[Dataset rows for apps and sites]
───
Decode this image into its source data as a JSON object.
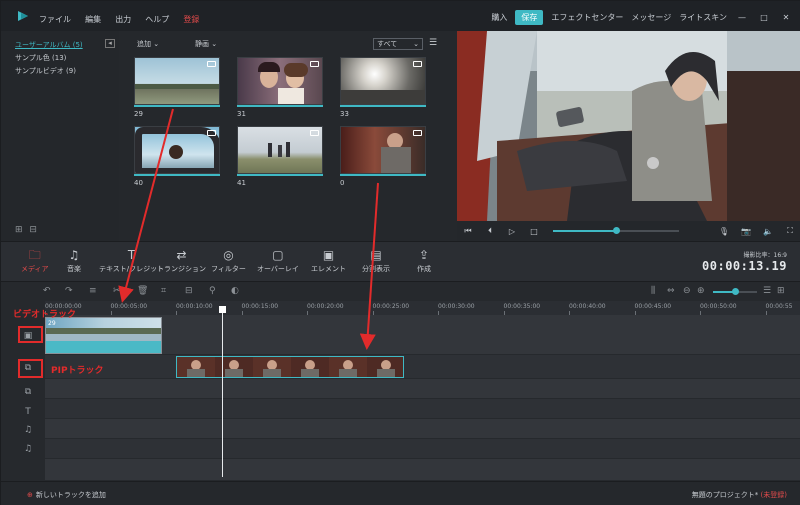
{
  "menu": {
    "items": [
      "ファイル",
      "編集",
      "出力",
      "ヘルプ"
    ],
    "register": "登録"
  },
  "titlebar_right": {
    "import": "購入",
    "export": "保存",
    "effect_center": "エフェクトセンター",
    "message": "メッセージ",
    "light_skin": "ライトスキン"
  },
  "library": {
    "items": [
      "ユーザーアルバム (5)",
      "サンプル色 (13)",
      "サンプルビデオ (9)"
    ]
  },
  "media": {
    "add_label": "追加",
    "type_label": "静画",
    "filter": "すべて",
    "thumbs": [
      {
        "label": "29"
      },
      {
        "label": "31"
      },
      {
        "label": "33"
      },
      {
        "label": "40"
      },
      {
        "label": "41"
      },
      {
        "label": "0"
      }
    ]
  },
  "toolbar": {
    "items": [
      {
        "label": "メディア",
        "icon": "folder-icon"
      },
      {
        "label": "音楽",
        "icon": "music-icon"
      },
      {
        "label": "テキスト/クレジット",
        "icon": "text-icon"
      },
      {
        "label": "トランジション",
        "icon": "transition-icon"
      },
      {
        "label": "フィルター",
        "icon": "filter-icon"
      },
      {
        "label": "オーバーレイ",
        "icon": "overlay-icon"
      },
      {
        "label": "エレメント",
        "icon": "element-icon"
      },
      {
        "label": "分割表示",
        "icon": "split-icon"
      },
      {
        "label": "作成",
        "icon": "export-icon"
      }
    ],
    "ratio": "撮影比率：16:9",
    "timecode": "00:00:13.19"
  },
  "ruler": {
    "ticks": [
      "00:00:00:00",
      "00:00:05:00",
      "00:00:10:00",
      "00:00:15:00",
      "00:00:20:00",
      "00:00:25:00",
      "00:00:30:00",
      "00:00:35:00",
      "00:00:40:00",
      "00:00:45:00",
      "00:00:50:00",
      "00:00:55"
    ]
  },
  "annotations": {
    "video_track": "ビデオトラック",
    "pip_track": "PIPトラック"
  },
  "clip": {
    "video_label": "29"
  },
  "bottom": {
    "add_track": "新しいトラックを追加",
    "project": "無題のプロジェクト*",
    "unregistered": "(未登録)"
  },
  "colors": {
    "accent": "#3fb9c4",
    "alert": "#e22b2b"
  }
}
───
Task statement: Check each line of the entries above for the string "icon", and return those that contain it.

Answer area:
        "icon": "folder-icon"
        "icon": "music-icon"
        "icon": "text-icon"
        "icon": "transition-icon"
        "icon": "filter-icon"
        "icon": "overlay-icon"
        "icon": "element-icon"
        "icon": "split-icon"
        "icon": "export-icon"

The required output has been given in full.